The school that you choose as your home institution matters little in the long run. You will spend most, if not all, of your time at MLML in residence at the lab and will likely never need to visit your home campus except perhaps to turn in your thesis. Be aware, however, that the requirements for acceptance (i.e., GRE’s or not), maintaining student status, and ultimately graduation are determined by your home institution; not by your advisor. Also, some campuses require that students obtain another tenured CSU faculty member for their thesis committee and we have none with the necessary specialty. Students can then go to their home institution for another committee member who potentially has some interest and advice to bestow on the project. This usually works smoothly for all involved, but be aware of the requirement. You should check out each of the consortium schools and decide which is right for you.
What factors affect your decision to take a student?
As a general rule, we usually do not accept students without meeting them first.
We can only accept new students if there is space in our “lab” for them. Currently, we have very limited space. This will severely limit the number of students that we can accept for the time being. You should keep in mind that even if one of us is not your primary advisor, we can serve on your committee. If you plan to do work directly related to one of us, however, you should try to become a student through us.

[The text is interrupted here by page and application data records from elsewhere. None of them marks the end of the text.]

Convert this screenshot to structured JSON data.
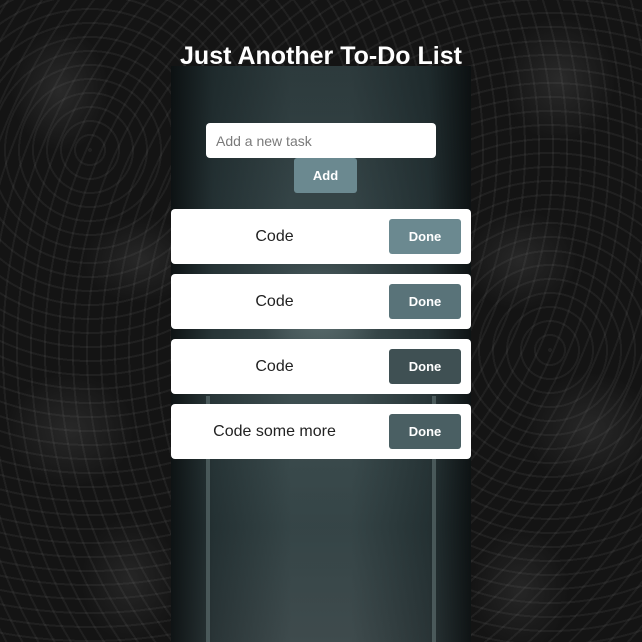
{
  "app": {
    "title": "Just Another To-Do List"
  },
  "form": {
    "input_placeholder": "Add a new task",
    "input_value": "",
    "add_label": "Add",
    "add_color": "#6b8990"
  },
  "tasks": [
    {
      "text": "Code",
      "done_label": "Done",
      "button_color": "#6b8990"
    },
    {
      "text": "Code",
      "done_label": "Done",
      "button_color": "#597379"
    },
    {
      "text": "Code",
      "done_label": "Done",
      "button_color": "#3f5053"
    },
    {
      "text": "Code some more",
      "done_label": "Done",
      "button_color": "#4a5f63"
    }
  ],
  "colors": {
    "page_background": "#141414",
    "card_background": "#ffffff",
    "title_text": "#ffffff"
  }
}
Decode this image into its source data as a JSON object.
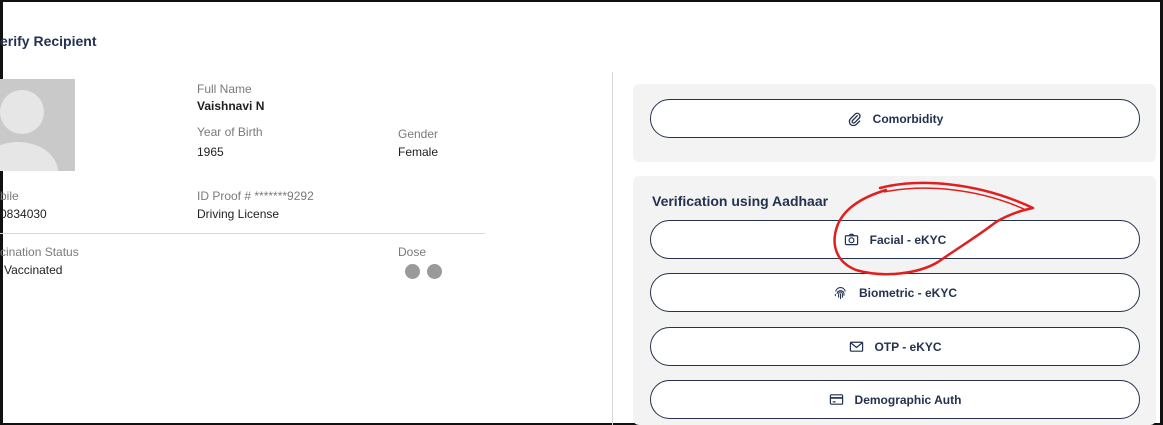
{
  "page": {
    "title": "erify Recipient"
  },
  "recipient": {
    "full_name_label": "Full Name",
    "full_name": "Vaishnavi N",
    "yob_label": "Year of Birth",
    "yob": "1965",
    "gender_label": "Gender",
    "gender": "Female",
    "mobile_label": "bile",
    "mobile": "0834030",
    "id_proof_label": "ID Proof # *******9292",
    "id_proof_type": "Driving License",
    "vaccination_status_label": "cination Status",
    "vaccination_status": "Vaccinated",
    "dose_label": "Dose",
    "doses_shown": 2
  },
  "comorbidity_button": {
    "label": "Comorbidity",
    "icon": "paperclip-icon"
  },
  "aadhaar": {
    "title": "Verification using Aadhaar",
    "options": [
      {
        "label": "Facial - eKYC",
        "icon": "camera-icon"
      },
      {
        "label": "Biometric - eKYC",
        "icon": "fingerprint-icon"
      },
      {
        "label": "OTP - eKYC",
        "icon": "envelope-icon"
      },
      {
        "label": "Demographic Auth",
        "icon": "card-icon"
      }
    ]
  },
  "colors": {
    "accent": "#23324f",
    "annotation": "#e02020",
    "panel_bg": "#f3f3f3"
  }
}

We expect the students that we accept to have research interests that overlap with ours, or we simply cannot advise you effectively. We expect you to have a good undergraduate GPA and GRE scores, and most importantly, good letters of recommendation. Having some research experience is a good idea, and can make up for less than perfect grades and scores. We are looking for students who are hard-working and dedicated and, most importantly, know why they want their MS degree in Marine Science (note that MLML cannot currently award the PhD degree). Again, strength in these areas can sometimes make up for less than perfect grades and scores. It will help us in our evaluation process if you include a short, concise, well written, Statement of Purpose when you contact us that outlines your research interests, why you want to get an MS degree, and why at MLML with one of us.
You should also realize that MLML, in general, funds few of their students. This means that unless you are among the lucky few that lands a TA or RA position during any given semester, you will likely have to work outside of the lab to make ends meet. We write grants to support ourselves and try to include student support in those grants, but there are no guarantees.
What to do next?
Make sure you have read and are familiar with the Information For Students provided on the MLML home page. If you are still interested in working with one of us, here’s a checklist to help you through the process.
– Think about what you want to do and determine if your interests match ours
– Prepare a Statement of Purpose (tell us why you want to come to MLML)
– Email us with your interest and Statement of Purpose
– Contact Graduate Admissions at one of the consortium schools that are affiliated with the lab and determine what you need to do to apply.
– Contact us and arrange to visit MLML so we can talk with you. We should work together to determine if the program is right for you, to identify the best co-advisor, and to get you admitted.